Title: Interview with Rachel Shave
Interviewer: Susan P. Batho
Interviewee: Rachel Shave
Date(s): April 18, 2003
Medium: online as PDF
Fandom(s): Star Trek
External Links: effect of commercialisation and direct intervention by the owners of intellectual copyright : a case study : the Australian Star Trek fan community by Susan Batho (2009)
Click here for related articles on Fanlore.

Rachel Shave was interviewed at Perth WA.

The interview was included in an academic paper by Susan P. Batho which addresses the effect of the Viacom Crackdown, TPTB, and Australian fandom.

Part of a Series

Excerpts

I entered, it would have been about 1980. I was a fan before that but I only entered Fandom itself in about 1980. I was going along to the Anzac House screenings, and then I joined ASTREX of NSW Star Trek Club in about 1983 I think it was.
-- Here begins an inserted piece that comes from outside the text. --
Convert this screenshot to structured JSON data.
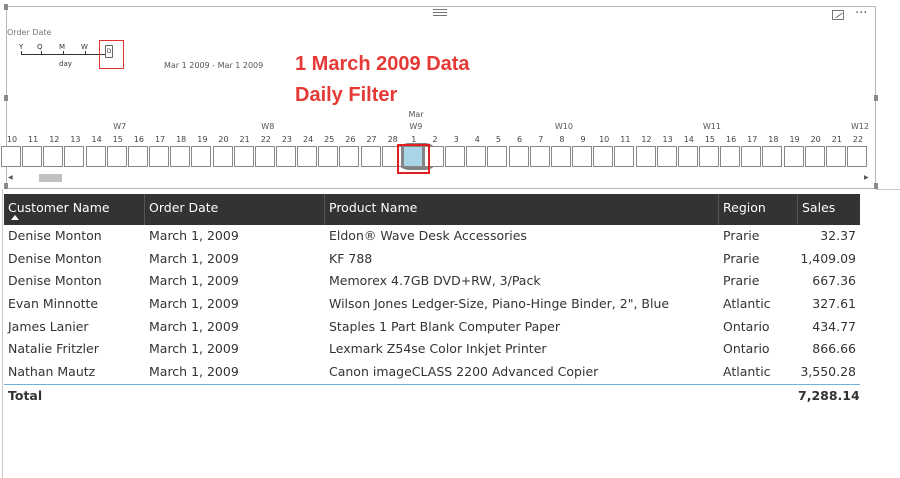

It was certainly before metric, 1984. Yes, 1984. I was involved actively in the Fandom from then until 1993, when I moved over to Western Australia to live and I went and lived in the country. I lost contact with official Fandom at that stage.
As soon as I joined the Star Trek Club, I phoned up the editor at that stage, and became a dogs-body on the newsletter. I was typing and proof reading for that, collecting articles. I started taking to organizing conventions as a dogs-body. I attended conventions, made costumes, went along to opening nights. Eventually I was an editor of Data proofing for two years and I can’t remember the dates, it was some time in the 80’s.
Engaging through emails has made it much easier to be a fan. In pre-Internet days, you had to meet someone who was already in fandom to gain an entrance. For me, this meant I had to wait until I went to Sydney and I came across a flier about the monthly Anzac House screenings of Star Trek episodes. (This was even before the days of video, so it was the only way I could see episodes.) It was through this avenue that I became an active member of fandom. Nowadays, fandom has very much moved onto the Internet. While I think engaging in e-mails has made access to fandom easier, or at least keeping in contact with fans from other sides of the country or on different continents, it is the Web and particularly live journal (LJ) that has really taken over as the primary site of fandom in the last couple of years – certainly since 2004. Nowadays, you can search for your fannish interest in Google and pretty much any fandom will give some hits, with big ones such as Harry Potter giving literally hundreds of thousands member in it. I still get together (physically) with fans on a regular monthly basis when we sit around and talk about our various fannish interests, watch episodes or songvids etc. There are also conventions and weekends that I attend on occasion. However, I keep in contact with my fan friends through LJ in between meetings. I also engage with fans that I have never met and probably will never meet in the flesh, but I have ongoing, meaningful discussions with them. I feel that this is an equally valid aspect of fandom and, these days, I cannot imagine my life without either physical or online fandom.
I heard, I was reading on the net recently there seems to be a breach between old zine culture and current internet culture, and there seems to be a friction between the two groups of people. There doesn’t seem to be too much intermesh between them. Which is a shame because I can see a place for both of them I guess that’s because I was a fan from the zine era yet I get my fiction now from the internet. If I could read examples of the fiction from the internet I’d buy it. I think it’s very sad you can’t actually look at [the fanzine]. Because they’re very expensive too and I think that’s got a lot to do with it, because with one zine you’re looking at large costs you’re looking at around $50,and spending $50 for sight unseen, for something you may not like the work of is a heck of lot money to write away to possibly no return.